Introduction to Exchange 2003 Server – Monitoring Memory Performance
The good news is that Exchange 2003 server does a first class job of monitoring memory automatically. Improving upon the default is like playing a computer at chess, the best experts can win, but ordinary mortals will be beaten. However, because memory usage is so often the server bottleneck, it’s well worth analyzing available bytes and paging.
Topics for Monitoring Memory Performance in Exchange 2003 Server
- Memory – Number one Exchange Bottleneck
- Performance Monitor Guidelines
- Solutions to Memory problems
- Cluster – Memory
- See Also /3GB and USERVA = 3030
From time immemorial, memory has been the first place to look for a bottleneck on a mail server. This Exchange service, which consumes the most memory, has various names, Store.exe, Information Store, MSExchangeIS.

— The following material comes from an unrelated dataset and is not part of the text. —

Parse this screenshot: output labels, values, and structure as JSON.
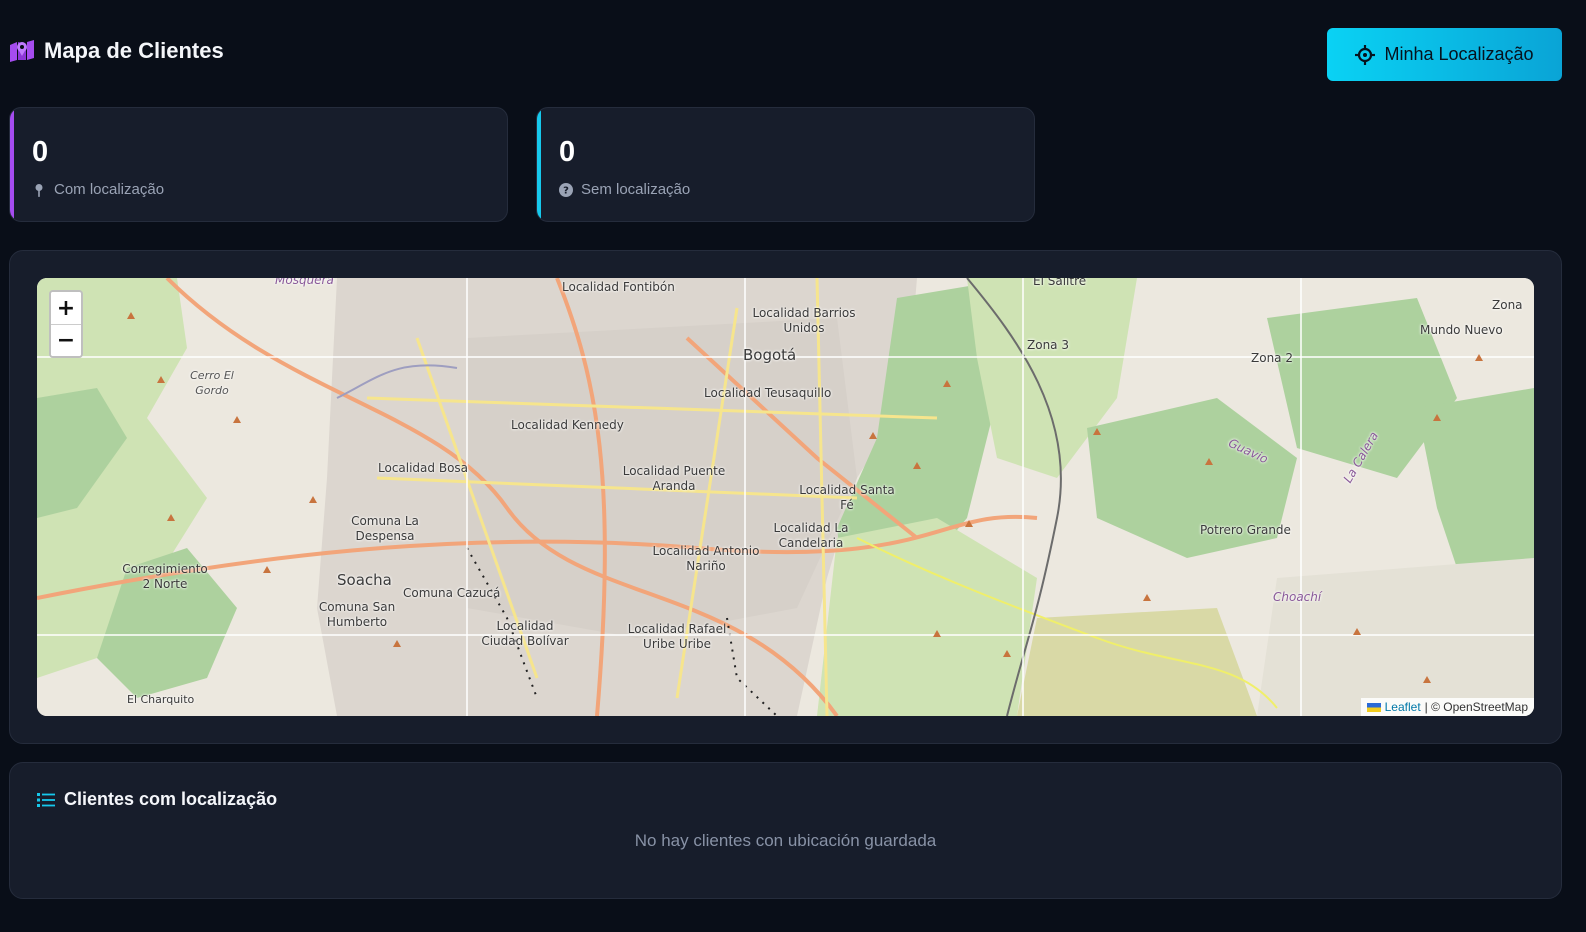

As you monitor your Exchange 2003 server, here are key questions to ask.
- Does my server have enough RAM? If not, what can I do?
- How can I make the best use of available memory?
- What are the basic memory counters? Should I bother with additional process and MSExchangeIS counters?
- What are the performance figures for other servers?
The best feature of this new this new version of SolarWinds VM Monitor is that it checks Windows Hyper-V. Naturally, it still works with virtual machines on VMware ESX Servers. VM Monitor is a clever desktop tool that not only tests that your server is online, but also displays the CPU and memory utilization for each node.
It’s easy to install and to configure this virtual machine monitor, all you need the host server’s IP address or hostname and the logon info. Give this virtual machine monitor a try – it’s free.
I have selected critical performance objects and counters to help you analyze memory usage on Exchange 2003 server. Whilst I provide critical values, always keep in mind the broader picture, for example, is this just a spike or is it continuous high value?
My advice is to try a short test Performance Log for say 10 minutes. Sampling at 30 second intervals to begin with. As a result of feedback from this pilot study, remove counters that yielded inconclusive data and re-record the log for between 2 and 8 hrs, but at 5 minute intervals. For more guidance on getting started check creating a performance log
|Memory \Available Bytes||Greater than 10 MB|
|Memory \Pages Sec||Not more than 50 \ Sec|
|Memory \Pool Nonpaged Bytes||Above 100MB indicates a problem|
|Memory \Free System Page|
|Process \Store \ Virtual Bytes||Less than 2.5 GB (With /3GB)|
Less than 1.5 GB (no /3GB switch)
|MSExchangeIS \ VM Largest Block size||More than : 150 MB |
~ 150,000,000 bytes
Exchange 2003 has the best ever virtual memory manager. In particular, it reduces memory fragmentation and increases availability, as a result Exchange 2003 can support more users than ever. Here are some rough figures to illustrate my point, Exchange 5.5 – 500 users, Exchange 2000 – 1,000, Exchange 2003 – 1,500.
- Up to a point, memory problems are straightforward to solve, just add another stick of RAM. Once you get above 1GB of RAM then consider tuning boot.ini. Here is where you can configure the /3GB switch.
- If, for what ever reason, you do not wish to add more RAM then its time to think laterally.
- Can you offload service onto another server? For example keep Exchange on the monitored server, but move SQL, Active Directory or other competing programs to another server.
- Could it be time for another Exchange server? Either an additional back-end server, or a front-end server for OWA clients.
Here is a free tool to monitor your Exchange Server. Download and install the utility, then inspect your mail queues, monitor the Exchange server’s memory, confirm there is enough disk space and check the CPU utilization.
This is the real deal – there is no catch. SolarWinds provides this fully-functioning freebie, as part of their commitment to supporting the network management community.
Virtual Servers in Clusters may suffer from memory fragmentation. You may get conformation of a problem by finding Monitor Event ID 9582 in the Application Log (Event Viewer).
Once again, monitor counters under MSExchangeIS to confirm or deny problems with cluster memory.
Cluster Specific counters
A healthy server has more than 200 MB free. Less than 10 MB you get Event ID 9582.
Less than 3 indicates a problem.
Less then 32 MB. Suggest restart Node on Cluster. Failover first.
Summary – Memory Monitoring
Exchange server 2003 is greedy for memory. Performance monitoring will not only check for bottlenecks but also help you understand how memory management works. Get started and create log and check your data against my guidelines for critical values.